### [Given entries]
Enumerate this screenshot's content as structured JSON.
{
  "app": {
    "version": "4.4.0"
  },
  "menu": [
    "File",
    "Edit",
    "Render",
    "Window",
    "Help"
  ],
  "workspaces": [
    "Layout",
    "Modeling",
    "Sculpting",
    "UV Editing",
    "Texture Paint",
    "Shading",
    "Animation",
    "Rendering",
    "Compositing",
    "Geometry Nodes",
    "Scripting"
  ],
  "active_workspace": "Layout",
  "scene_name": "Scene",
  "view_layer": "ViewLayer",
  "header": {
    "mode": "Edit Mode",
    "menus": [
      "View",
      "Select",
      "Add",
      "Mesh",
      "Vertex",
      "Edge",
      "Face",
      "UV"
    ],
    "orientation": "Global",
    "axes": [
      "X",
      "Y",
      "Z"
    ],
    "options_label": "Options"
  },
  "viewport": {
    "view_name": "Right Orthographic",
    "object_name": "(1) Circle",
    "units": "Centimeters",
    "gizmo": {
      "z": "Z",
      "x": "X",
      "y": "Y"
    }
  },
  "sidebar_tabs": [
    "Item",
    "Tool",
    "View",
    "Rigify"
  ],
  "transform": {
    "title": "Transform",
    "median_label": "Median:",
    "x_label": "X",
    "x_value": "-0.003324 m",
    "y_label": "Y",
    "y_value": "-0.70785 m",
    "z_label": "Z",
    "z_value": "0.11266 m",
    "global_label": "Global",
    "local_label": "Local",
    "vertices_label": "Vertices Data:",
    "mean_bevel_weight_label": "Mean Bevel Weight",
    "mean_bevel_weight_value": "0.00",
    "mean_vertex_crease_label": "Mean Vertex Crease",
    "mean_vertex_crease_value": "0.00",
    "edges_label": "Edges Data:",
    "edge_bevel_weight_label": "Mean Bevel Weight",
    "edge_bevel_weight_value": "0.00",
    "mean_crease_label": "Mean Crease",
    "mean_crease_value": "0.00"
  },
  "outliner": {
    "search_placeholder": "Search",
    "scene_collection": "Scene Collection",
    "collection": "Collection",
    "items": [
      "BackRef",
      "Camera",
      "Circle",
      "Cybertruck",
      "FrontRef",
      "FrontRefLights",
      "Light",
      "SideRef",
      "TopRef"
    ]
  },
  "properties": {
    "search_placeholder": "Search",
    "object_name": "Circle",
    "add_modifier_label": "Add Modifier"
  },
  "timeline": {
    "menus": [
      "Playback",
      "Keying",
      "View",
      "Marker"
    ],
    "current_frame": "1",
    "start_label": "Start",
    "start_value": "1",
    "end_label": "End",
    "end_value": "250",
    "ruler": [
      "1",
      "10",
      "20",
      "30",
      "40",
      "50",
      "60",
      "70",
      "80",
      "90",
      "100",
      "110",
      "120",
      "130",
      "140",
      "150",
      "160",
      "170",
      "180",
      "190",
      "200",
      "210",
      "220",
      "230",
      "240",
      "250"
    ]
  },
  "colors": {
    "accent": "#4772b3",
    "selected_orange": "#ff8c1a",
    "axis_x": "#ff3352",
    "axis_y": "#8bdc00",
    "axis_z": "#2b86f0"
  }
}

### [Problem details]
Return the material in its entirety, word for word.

### [Your solution]
Enumerate this screenshot's content as structured JSON.
{
  "app": {
    "version": "4.4.0"
  },
  "menu": [
    "File",
    "Edit",
    "Render",
    "Window",
    "Help"
  ],
  "workspaces": [
    "Layout",
    "Modeling",
    "Sculpting",
    "UV Editing",
    "Texture Paint",
    "Shading",
    "Animation",
    "Rendering",
    "Compositing",
    "Geometry Nodes",
    "Scripting"
  ],
  "active_workspace": "Layout",
  "scene_name": "Scene",
  "view_layer": "ViewLayer",
  "header": {
    "mode": "Edit Mode",
    "menus": [
      "View",
      "Select",
      "Add",
      "Mesh",
      "Vertex",
      "Edge",
      "Face",
      "UV"
    ],
    "orientation": "Global",
    "axes": [
      "X",
      "Y",
      "Z"
    ],
    "options_label": "Options"
  },
  "viewport": {
    "view_name": "Right Orthographic",
    "object_name": "(1) Circle",
    "units": "Centimeters",
    "gizmo": {
      "z": "Z",
      "x": "X",
      "y": "Y"
    }
  },
  "sidebar_tabs": [
    "Item",
    "Tool",
    "View",
    "Rigify"
  ],
  "transform": {
    "title": "Transform",
    "median_label": "Median:",
    "x_label": "X",
    "x_value": "-0.003324 m",
    "y_label": "Y",
    "y_value": "-0.70785 m",
    "z_label": "Z",
    "z_value": "0.11266 m",
    "global_label": "Global",
    "local_label": "Local",
    "vertices_label": "Vertices Data:",
    "mean_bevel_weight_label": "Mean Bevel Weight",
    "mean_bevel_weight_value": "0.00",
    "mean_vertex_crease_label": "Mean Vertex Crease",
    "mean_vertex_crease_value": "0.00",
    "edges_label": "Edges Data:",
    "edge_bevel_weight_label": "Mean Bevel Weight",
    "edge_bevel_weight_value": "0.00",
    "mean_crease_label": "Mean Crease",
    "mean_crease_value": "0.00"
  },
  "outliner": {
    "search_placeholder": "Search",
    "scene_collection": "Scene Collection",
    "collection": "Collection",
    "items": [
      "BackRef",
      "Camera",
      "Circle",
      "Cybertruck",
      "FrontRef",
      "FrontRefLights",
      "Light",
      "SideRef",
      "TopRef"
    ]
  },
  "properties": {
    "search_placeholder": "Search",
    "object_name": "Circle",
    "add_modifier_label": "Add Modifier"
  },
  "timeline": {
    "menus": [
      "Playback",
      "Keying",
      "View",
      "Marker"
    ],
    "current_frame": "1",
    "start_label": "Start",
    "start_value": "1",
    "end_label": "End",
    "end_value": "250",
    "ruler": [
      "1",
      "10",
      "20",
      "30",
      "40",
      "50",
      "60",
      "70",
      "80",
      "90",
      "100",
      "110",
      "120",
      "130",
      "140",
      "150",
      "160",
      "170",
      "180",
      "190",
      "200",
      "210",
      "220",
      "230",
      "240",
      "250"
    ]
  },
  "colors": {
    "accent": "#4772b3",
    "selected_orange": "#ff8c1a",
    "axis_x": "#ff3352",
    "axis_y": "#8bdc00",
    "axis_z": "#2b86f0"
  }
}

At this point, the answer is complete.